Return the records exactly, please. Every line should match.

DATA FOR THIS TASK: Begin

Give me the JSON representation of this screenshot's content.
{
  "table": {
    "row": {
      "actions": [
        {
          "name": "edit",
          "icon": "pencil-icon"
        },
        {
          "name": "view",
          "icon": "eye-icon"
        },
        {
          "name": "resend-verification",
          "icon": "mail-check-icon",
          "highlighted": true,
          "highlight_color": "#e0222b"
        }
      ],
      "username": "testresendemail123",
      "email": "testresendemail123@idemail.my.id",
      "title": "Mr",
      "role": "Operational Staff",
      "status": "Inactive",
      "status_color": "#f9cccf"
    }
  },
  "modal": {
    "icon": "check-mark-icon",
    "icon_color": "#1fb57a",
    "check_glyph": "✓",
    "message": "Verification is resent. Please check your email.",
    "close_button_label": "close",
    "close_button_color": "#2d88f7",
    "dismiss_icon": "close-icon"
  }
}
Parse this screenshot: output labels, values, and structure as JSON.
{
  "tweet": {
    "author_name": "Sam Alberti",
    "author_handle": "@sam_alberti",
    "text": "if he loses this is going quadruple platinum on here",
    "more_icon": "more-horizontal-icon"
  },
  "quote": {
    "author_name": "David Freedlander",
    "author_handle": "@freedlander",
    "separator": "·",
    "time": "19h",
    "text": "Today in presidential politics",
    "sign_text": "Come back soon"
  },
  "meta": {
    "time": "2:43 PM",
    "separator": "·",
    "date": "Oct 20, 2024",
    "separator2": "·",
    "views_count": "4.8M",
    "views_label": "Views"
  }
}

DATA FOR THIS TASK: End

ANSWER SECTION:
Give me the JSON representation of this screenshot's content.
{
  "table": {
    "row": {
      "actions": [
        {
          "name": "edit",
          "icon": "pencil-icon"
        },
        {
          "name": "view",
          "icon": "eye-icon"
        },
        {
          "name": "resend-verification",
          "icon": "mail-check-icon",
          "highlighted": true,
          "highlight_color": "#e0222b"
        }
      ],
      "username": "testresendemail123",
      "email": "testresendemail123@idemail.my.id",
      "title": "Mr",
      "role": "Operational Staff",
      "status": "Inactive",
      "status_color": "#f9cccf"
    }
  },
  "modal": {
    "icon": "check-mark-icon",
    "icon_color": "#1fb57a",
    "check_glyph": "✓",
    "message": "Verification is resent. Please check your email.",
    "close_button_label": "close",
    "close_button_color": "#2d88f7",
    "dismiss_icon": "close-icon"
  }
}
Parse this screenshot: output labels, values, and structure as JSON.
{
  "tweet": {
    "author_name": "Sam Alberti",
    "author_handle": "@sam_alberti",
    "text": "if he loses this is going quadruple platinum on here",
    "more_icon": "more-horizontal-icon"
  },
  "quote": {
    "author_name": "David Freedlander",
    "author_handle": "@freedlander",
    "separator": "·",
    "time": "19h",
    "text": "Today in presidential politics",
    "sign_text": "Come back soon"
  },
  "meta": {
    "time": "2:43 PM",
    "separator": "·",
    "date": "Oct 20, 2024",
    "separator2": "·",
    "views_count": "4.8M",
    "views_label": "Views"
  }
}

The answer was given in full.